NOV 19 (Milwaukee Journal) - Gene Ronzani's Green Bay Packers turned in one of the most satisfying victories of their season Sunday as they whipped the New York Giants in New York, 17-3, yet oddly they did not improve a single one of their individual marks in the weekly averages released Wednesday. Bill Howton dropped from third to sixth in pass receiving; Fred Cone from fourth to sixth in scoring and Howton from third to seventh; and Babe Parilli from seventh to 10th in punting. Most surprising, perhaps, Tobin Rote and Parilli tumbled to second and fifth respectively in passing. In two categories, the Packers even fell out of the first 10. Dom Moselle, sixth in punt returns a week ago, and Billy Grimes, 10th in kickoff returns, no longer have rankings. Norm Van Brocklin of the Los Angeles Rams with his fine performance against the Bears, replaced Rote as boss passer with 59 completions in 115 attempts for
PACKERS LOOK TO EXTEND WIN STREAK

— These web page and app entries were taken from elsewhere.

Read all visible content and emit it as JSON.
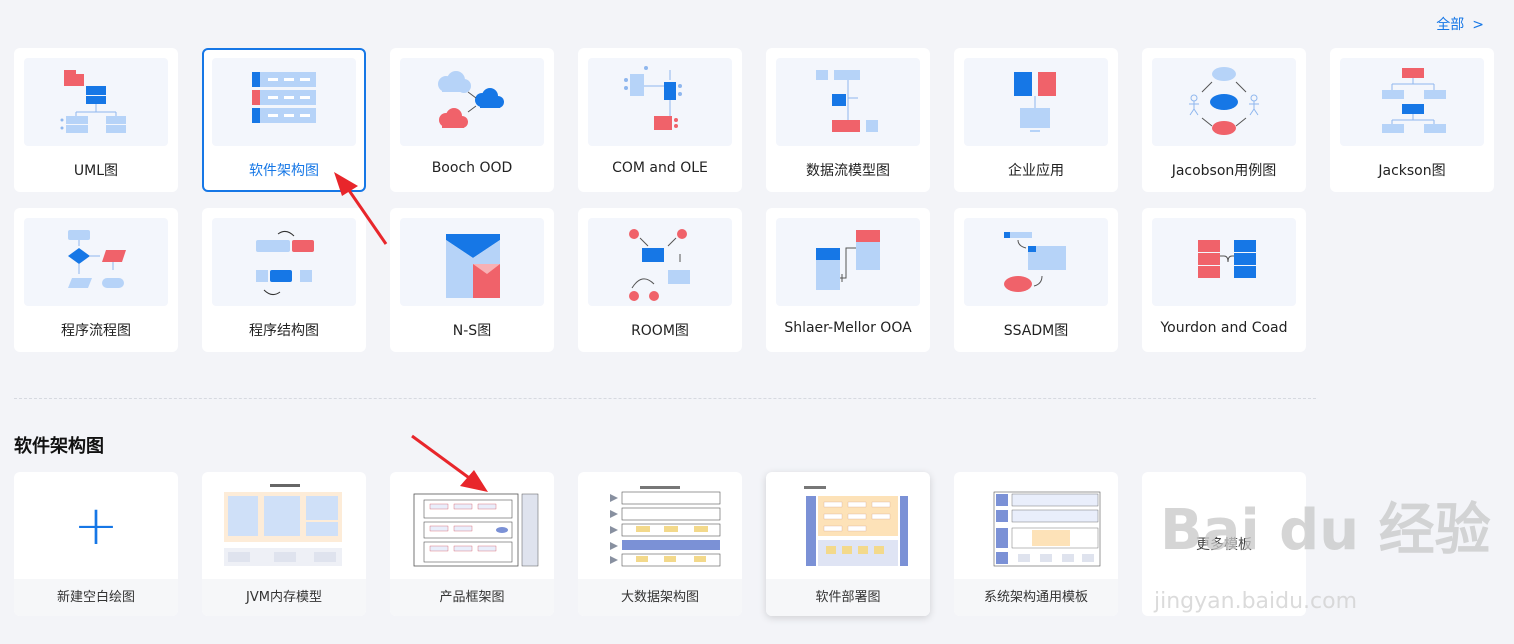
{
  "header": {
    "all_link": "全部",
    "all_chevron": ">"
  },
  "categories": [
    {
      "label": "UML图",
      "icon": "uml-diagram-icon"
    },
    {
      "label": "软件架构图",
      "icon": "software-architecture-icon",
      "selected": true
    },
    {
      "label": "Booch OOD",
      "icon": "booch-cloud-icon"
    },
    {
      "label": "COM and OLE",
      "icon": "com-ole-icon"
    },
    {
      "label": "数据流模型图",
      "icon": "data-flow-icon"
    },
    {
      "label": "企业应用",
      "icon": "enterprise-app-icon"
    },
    {
      "label": "Jacobson用例图",
      "icon": "use-case-icon"
    },
    {
      "label": "Jackson图",
      "icon": "jackson-tree-icon"
    },
    {
      "label": "程序流程图",
      "icon": "program-flow-icon"
    },
    {
      "label": "程序结构图",
      "icon": "program-structure-icon"
    },
    {
      "label": "N-S图",
      "icon": "ns-diagram-icon"
    },
    {
      "label": "ROOM图",
      "icon": "room-diagram-icon"
    },
    {
      "label": "Shlaer-Mellor OOA",
      "icon": "shlaer-mellor-icon"
    },
    {
      "label": "SSADM图",
      "icon": "ssadm-icon"
    },
    {
      "label": "Yourdon and Coad",
      "icon": "yourdon-coad-icon"
    }
  ],
  "section": {
    "title": "软件架构图"
  },
  "templates": [
    {
      "label": "新建空白绘图"
    },
    {
      "label": "JVM内存模型"
    },
    {
      "label": "产品框架图"
    },
    {
      "label": "大数据架构图"
    },
    {
      "label": "软件部署图"
    },
    {
      "label": "系统架构通用模板"
    },
    {
      "label": "更多模板"
    }
  ],
  "watermark": {
    "logo": "Bai du 经验",
    "url": "jingyan.baidu.com"
  },
  "colors": {
    "accent": "#1677e6",
    "red": "#f0626a",
    "light_blue": "#b6d3f8",
    "annotation_arrow": "#e8262b"
  }
}
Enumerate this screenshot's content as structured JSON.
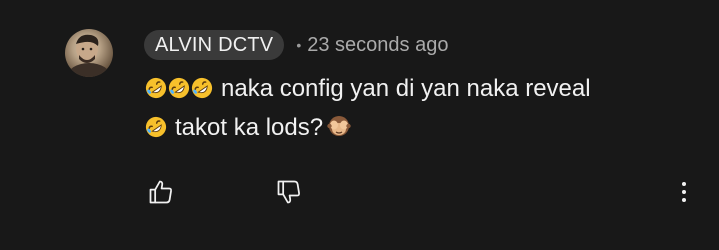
{
  "comment": {
    "author": "ALVIN DCTV",
    "separator": "•",
    "timestamp": "23 seconds ago",
    "line1_text": "naka config yan di yan naka reveal",
    "line2_text": "takot ka lods?",
    "emojis": {
      "laughing": "rolling-on-floor-laughing-emoji",
      "monkey": "see-no-evil-monkey-emoji"
    }
  },
  "actions": {
    "like_icon": "thumbs-up-icon",
    "dislike_icon": "thumbs-down-icon",
    "more_icon": "more-vertical-icon"
  },
  "colors": {
    "background": "#181818",
    "chip": "#3a3a3a",
    "text": "#f1f1f1",
    "muted": "#aaaaaa"
  }
}
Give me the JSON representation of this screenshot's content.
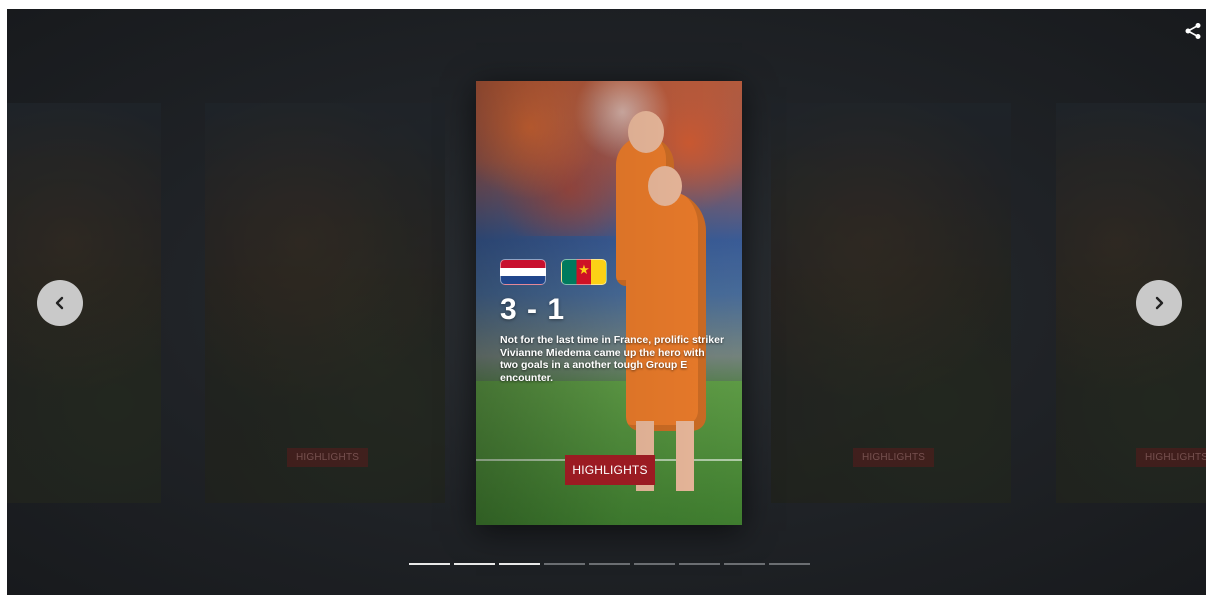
{
  "carousel": {
    "side_cards": [
      {
        "button_label": ""
      },
      {
        "button_label": "HIGHLIGHTS"
      },
      {
        "button_label": "HIGHLIGHTS"
      },
      {
        "button_label": "HIGHLIGHTS"
      }
    ],
    "active_card": {
      "home_flag": "Netherlands",
      "away_flag": "Cameroon",
      "score": "3 - 1",
      "description": "Not for the last time in France, prolific striker Vivianne Miedema came up the hero with two goals in a another tough Group E encounter.",
      "button_label": "HIGHLIGHTS"
    },
    "nav": {
      "prev_icon": "chevron-left-icon",
      "next_icon": "chevron-right-icon"
    },
    "share_icon": "share-icon",
    "progress": {
      "total": 9,
      "completed": 3
    }
  },
  "colors": {
    "accent": "#9b1b22",
    "background": "#1f2226",
    "nav_button": "#c9c9c9"
  }
}
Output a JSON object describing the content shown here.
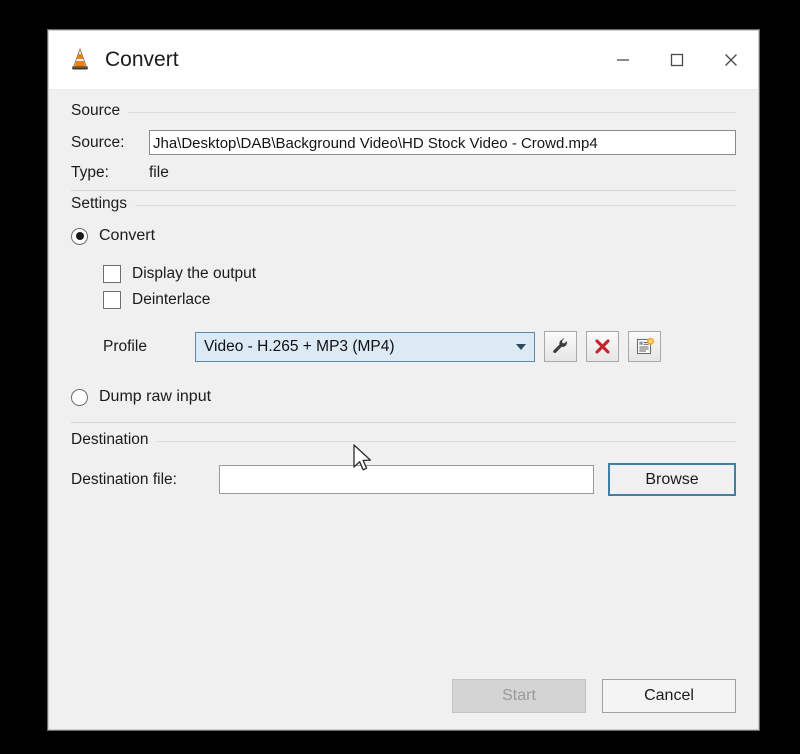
{
  "window": {
    "title": "Convert",
    "icon": "vlc-cone-icon",
    "controls": {
      "minimize": "minimize-icon",
      "maximize": "maximize-icon",
      "close": "close-icon"
    }
  },
  "source": {
    "group_title": "Source",
    "source_label": "Source:",
    "source_path": "Jha\\Desktop\\DAB\\Background Video\\HD Stock Video - Crowd.mp4",
    "type_label": "Type:",
    "type_value": "file"
  },
  "settings": {
    "group_title": "Settings",
    "convert_radio": {
      "label": "Convert",
      "selected": true
    },
    "display_output_checkbox": {
      "label": "Display the output",
      "checked": false
    },
    "deinterlace_checkbox": {
      "label": "Deinterlace",
      "checked": false
    },
    "profile": {
      "label": "Profile",
      "selected": "Video - H.265 + MP3 (MP4)",
      "focused": true
    },
    "profile_buttons": {
      "edit": "wrench-icon",
      "delete": "red-x-icon",
      "create": "new-profile-icon"
    },
    "dump_radio": {
      "label": "Dump raw input",
      "selected": false
    }
  },
  "destination": {
    "group_title": "Destination",
    "file_label": "Destination file:",
    "file_value": "",
    "file_placeholder": "",
    "browse_label": "Browse"
  },
  "footer": {
    "start_label": "Start",
    "start_enabled": false,
    "cancel_label": "Cancel"
  },
  "colors": {
    "combo_focus_border": "#5a8cb0",
    "combo_fill": "#dceaf6",
    "browse_focus_border": "#3f7fa8",
    "delete_icon": "#c1272d",
    "badge": "#f5a623",
    "window_bg": "#f0f0f0"
  }
}
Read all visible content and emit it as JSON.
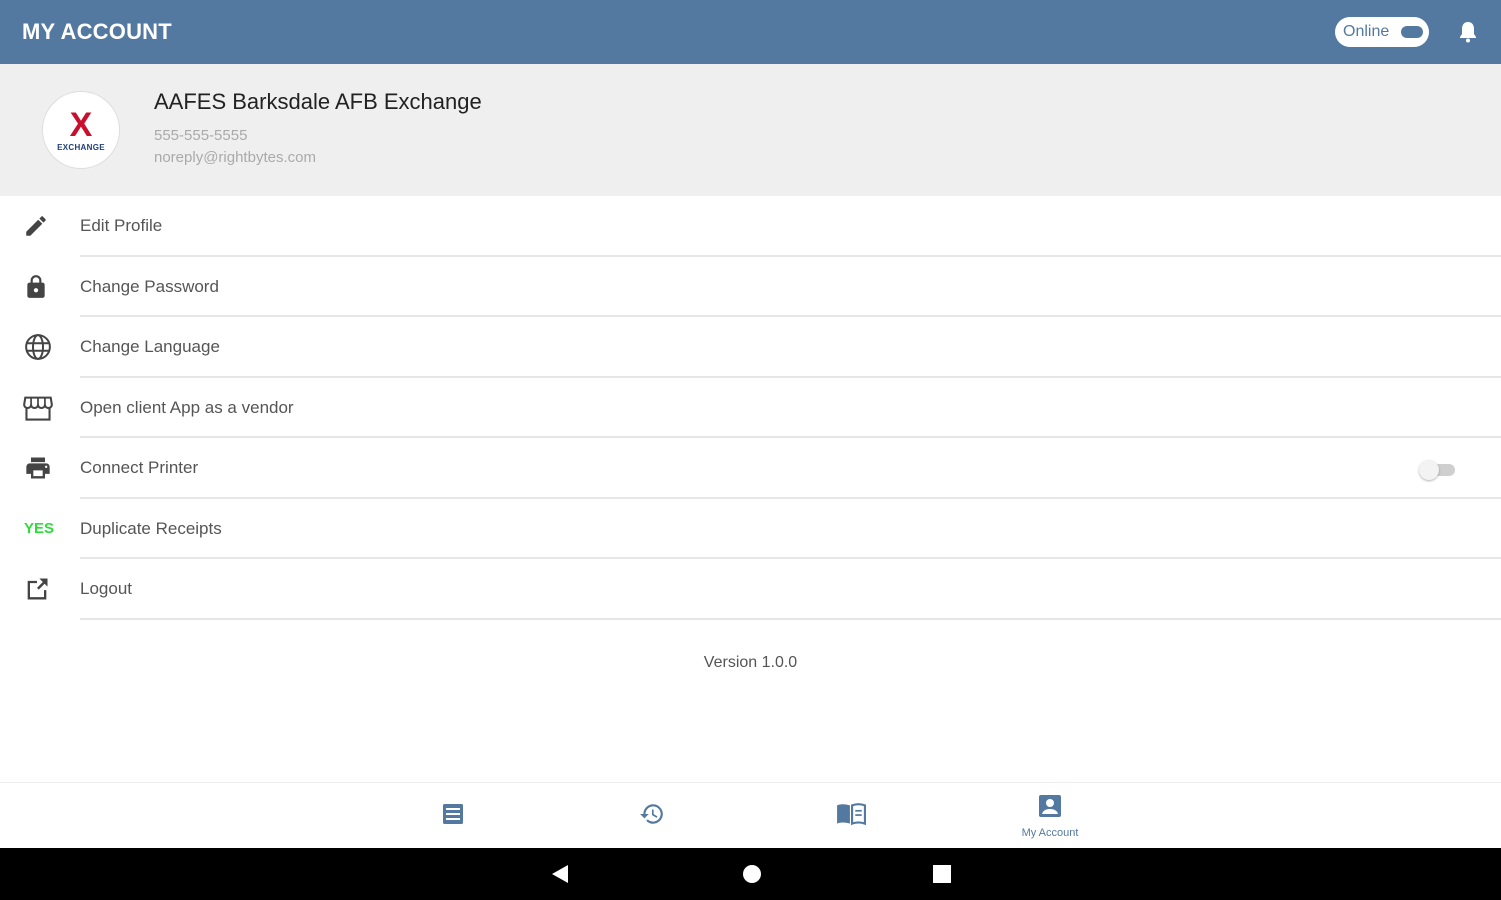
{
  "header": {
    "title": "MY ACCOUNT",
    "status_label": "Online",
    "accent_color": "#5479a0"
  },
  "profile": {
    "logo_letter": "X",
    "logo_word": "EXCHANGE",
    "name": "AAFES Barksdale AFB Exchange",
    "phone": "555-555-5555",
    "email": "noreply@rightbytes.com"
  },
  "menu": {
    "items": [
      {
        "label": "Edit Profile",
        "icon": "pencil-icon"
      },
      {
        "label": "Change Password",
        "icon": "lock-icon"
      },
      {
        "label": "Change Language",
        "icon": "globe-icon"
      },
      {
        "label": "Open client App as a vendor",
        "icon": "store-icon"
      },
      {
        "label": "Connect Printer",
        "icon": "printer-icon",
        "toggle_on": false
      },
      {
        "label": "Duplicate Receipts",
        "icon_text": "YES",
        "icon_color": "#2dde3a"
      },
      {
        "label": "Logout",
        "icon": "logout-icon"
      }
    ]
  },
  "version": "Version 1.0.0",
  "bottom_nav": {
    "items": [
      {
        "icon": "list-icon",
        "label": ""
      },
      {
        "icon": "history-icon",
        "label": ""
      },
      {
        "icon": "catalog-icon",
        "label": ""
      },
      {
        "icon": "account-icon",
        "label": "My Account",
        "active": true
      }
    ]
  },
  "system_nav": [
    "back-icon",
    "home-icon",
    "recents-icon"
  ]
}
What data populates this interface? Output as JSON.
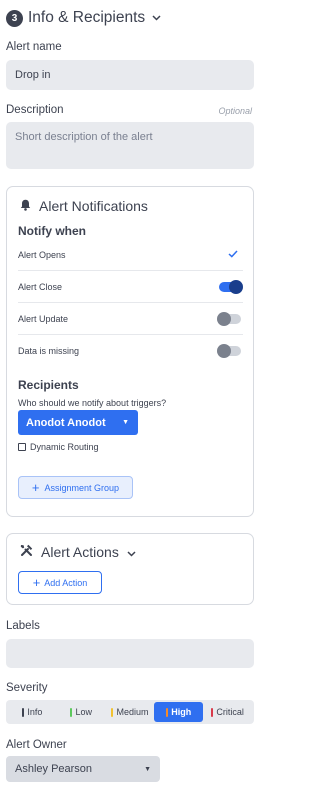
{
  "section": {
    "step": "3",
    "title": "Info & Recipients"
  },
  "alert_name": {
    "label": "Alert name",
    "value": "Drop in"
  },
  "description": {
    "label": "Description",
    "optional": "Optional",
    "placeholder": "Short description of the alert"
  },
  "notifications": {
    "title": "Alert Notifications",
    "notify_when": "Notify when",
    "rows": [
      {
        "label": "Alert Opens",
        "control": "check"
      },
      {
        "label": "Alert Close",
        "control": "toggle",
        "on": true
      },
      {
        "label": "Alert Update",
        "control": "toggle",
        "on": false
      },
      {
        "label": "Data is missing",
        "control": "toggle",
        "on": false
      }
    ],
    "recipients": {
      "title": "Recipients",
      "question": "Who should we notify about triggers?",
      "selected": "Anodot Anodot",
      "dynamic_routing": "Dynamic Routing",
      "assignment_group": "Assignment Group"
    }
  },
  "actions": {
    "title": "Alert Actions",
    "add_action": "Add Action"
  },
  "labels": {
    "label": "Labels",
    "value": ""
  },
  "severity": {
    "label": "Severity",
    "selected": "High",
    "options": [
      {
        "label": "Info",
        "color": "#3d4250"
      },
      {
        "label": "Low",
        "color": "#5cc85c"
      },
      {
        "label": "Medium",
        "color": "#f2c230"
      },
      {
        "label": "High",
        "color": "#f58a2a"
      },
      {
        "label": "Critical",
        "color": "#d93a4a"
      }
    ]
  },
  "owner": {
    "label": "Alert Owner",
    "value": "Ashley Pearson"
  },
  "colors": {
    "accent": "#2f6ff0",
    "field_bg": "#e8eaee",
    "text": "#3d4250"
  }
}
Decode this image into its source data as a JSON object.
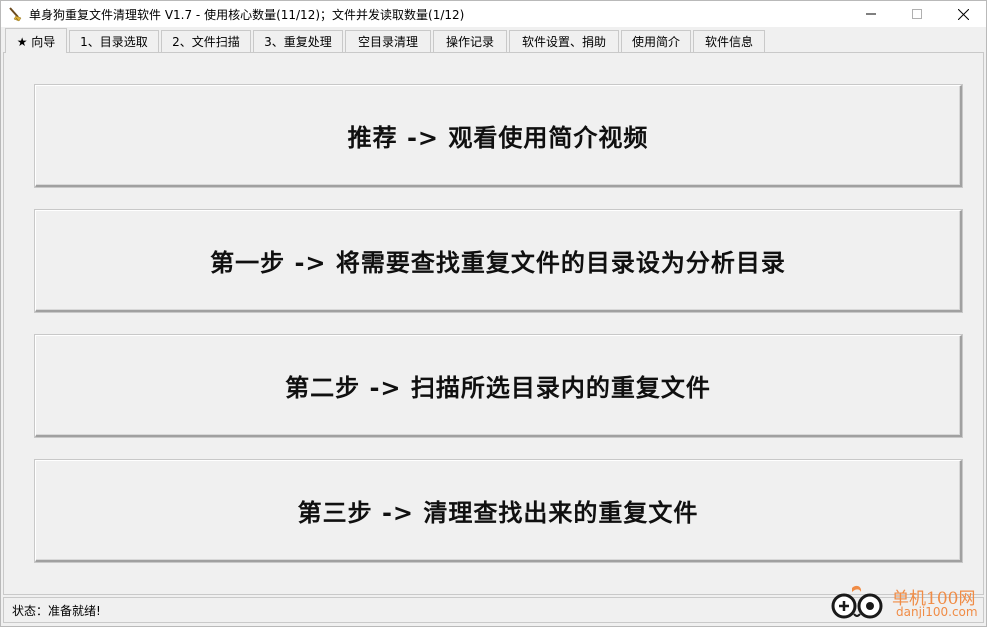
{
  "window": {
    "title": "单身狗重复文件清理软件 V1.7  -  使用核心数量(11/12)；文件并发读取数量(1/12)"
  },
  "tabs": [
    {
      "label": "★ 向导",
      "active": true
    },
    {
      "label": "1、目录选取",
      "active": false
    },
    {
      "label": "2、文件扫描",
      "active": false
    },
    {
      "label": "3、重复处理",
      "active": false
    },
    {
      "label": "空目录清理",
      "active": false
    },
    {
      "label": "操作记录",
      "active": false
    },
    {
      "label": "软件设置、捐助",
      "active": false
    },
    {
      "label": "使用简介",
      "active": false
    },
    {
      "label": "软件信息",
      "active": false
    }
  ],
  "main": {
    "buttons": [
      {
        "label": "推荐 -> 观看使用简介视频"
      },
      {
        "label": "第一步 -> 将需要查找重复文件的目录设为分析目录"
      },
      {
        "label": "第二步 -> 扫描所选目录内的重复文件"
      },
      {
        "label": "第三步 -> 清理查找出来的重复文件"
      }
    ]
  },
  "status": {
    "text": "状态：准备就绪!"
  },
  "watermark": {
    "cn": "单机100网",
    "en": "danji100.com",
    "color": "#f08c46"
  },
  "icons": {
    "app": "broom-icon",
    "minimize": "minimize-icon",
    "maximize": "maximize-icon",
    "close": "close-icon"
  }
}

NOV 19 (Green Bay) - The Green Bay Packers will attempt to stretch their winning streak to four game here Sunday when they meet the Dallas Texans in their last home game of the year. The Texans, who haven't won a game this year and also are homeless now, came off second best to the Packers in their first meeting in Dallas. The Green Bay squad goes into the game in an unfamiliar role, that of favorite, Sunday but coach Gene Ronzani is worried. "A team that hasn't won a game is always hard to beat," Ronzani said. "We expect our toughest battle from the Texans." The Packers rolled over the New York Giants last Sunday in their second upset in a row. The win kept them in a tie for second place with the Los Angeles Rams in the National Conference. Ronzani has been drilling the Packer offense this week seeking more scoring punch. The defensive unit, which played a tough and sharp game last Sunday and recovered two Giant fumbles, had things a little easier in Tuesday's drills. After the Texan game here, the Packers take to the road for three tough games. They meet the Detroit Lions in Detroit Thanksgiving Day, then go to the West Coast for games with the Rams and the 49ers. The 49ers and Lions currently are tied for first place in the National Conference.